Component data from apps and pages
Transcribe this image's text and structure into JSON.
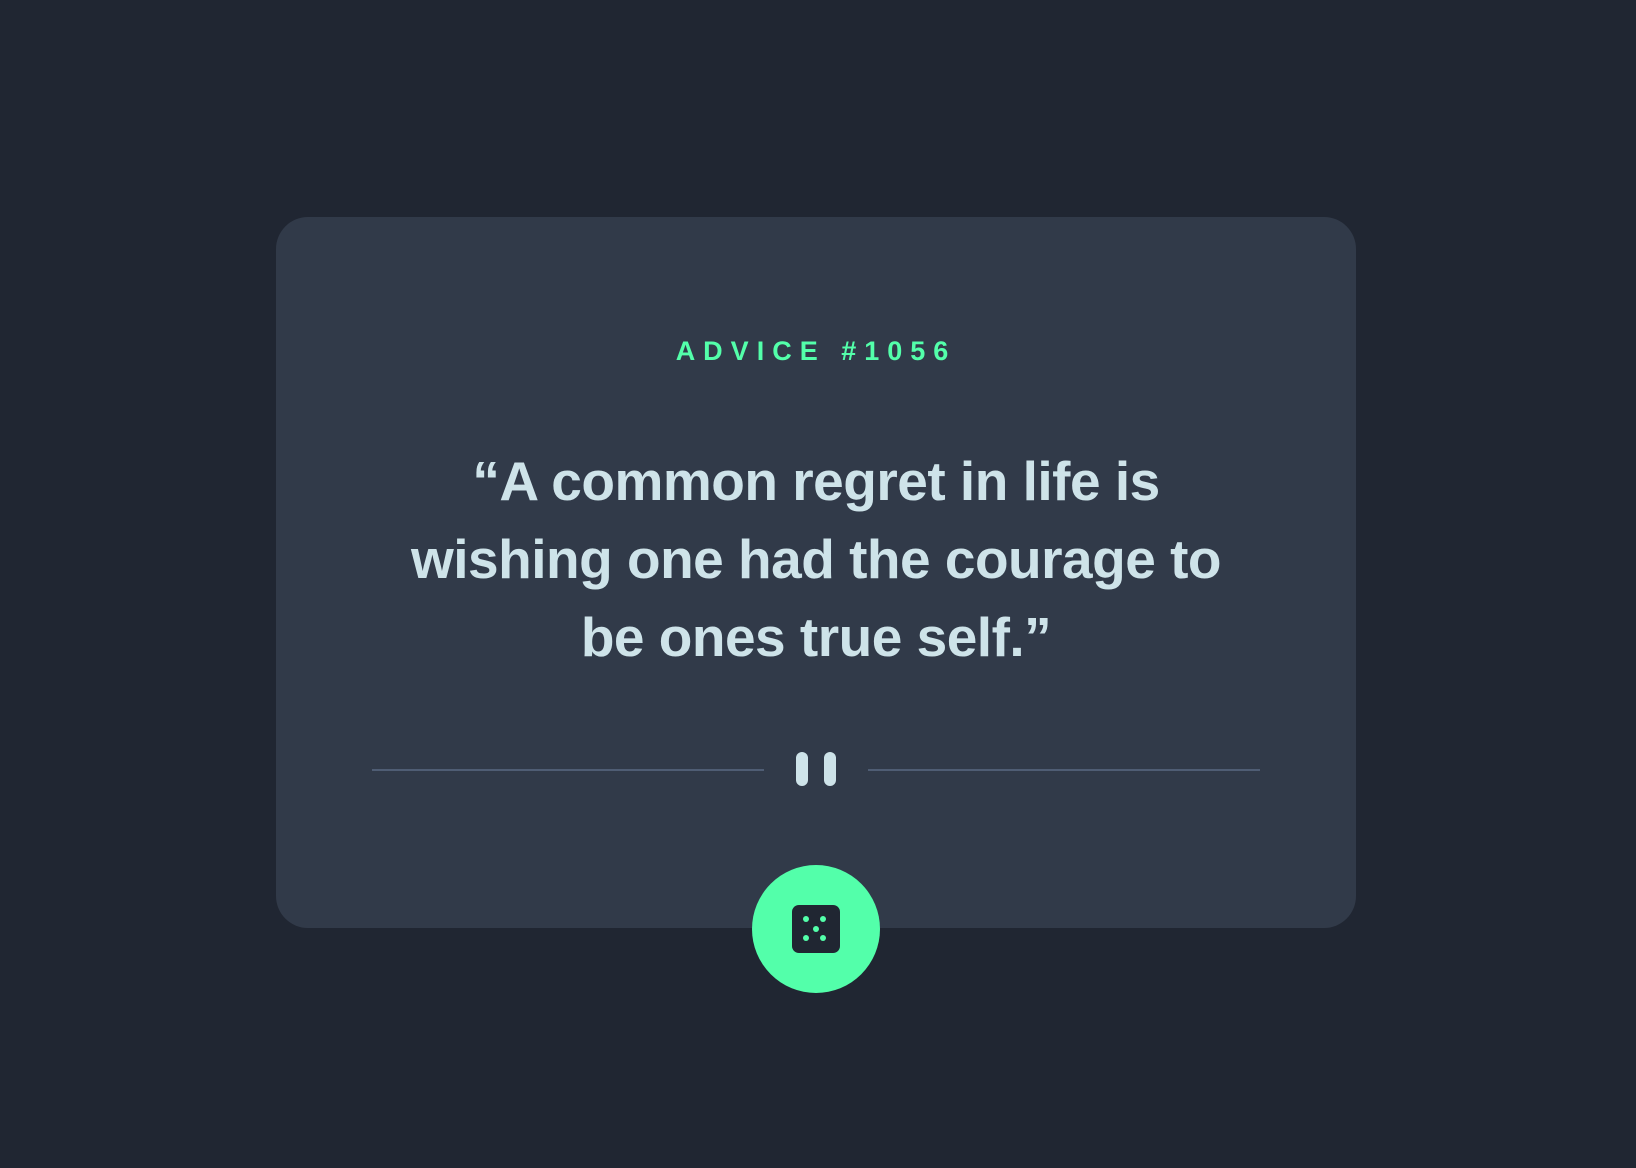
{
  "advice": {
    "id_label": "ADVICE #1056",
    "quote": "“A common regret in life is wishing one had the courage to be ones true self.”"
  },
  "divider": {
    "icon": "pause-icon"
  },
  "actions": {
    "generate_icon": "dice-icon"
  },
  "colors": {
    "background": "#202632",
    "card": "#313a49",
    "accent": "#53ffaa",
    "text": "#cee3e9",
    "divider_line": "#4f5d74"
  }
}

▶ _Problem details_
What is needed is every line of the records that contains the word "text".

▶ _Your solution_
Transcribe this image's text and structure into JSON.
    "text": "#cee3e9",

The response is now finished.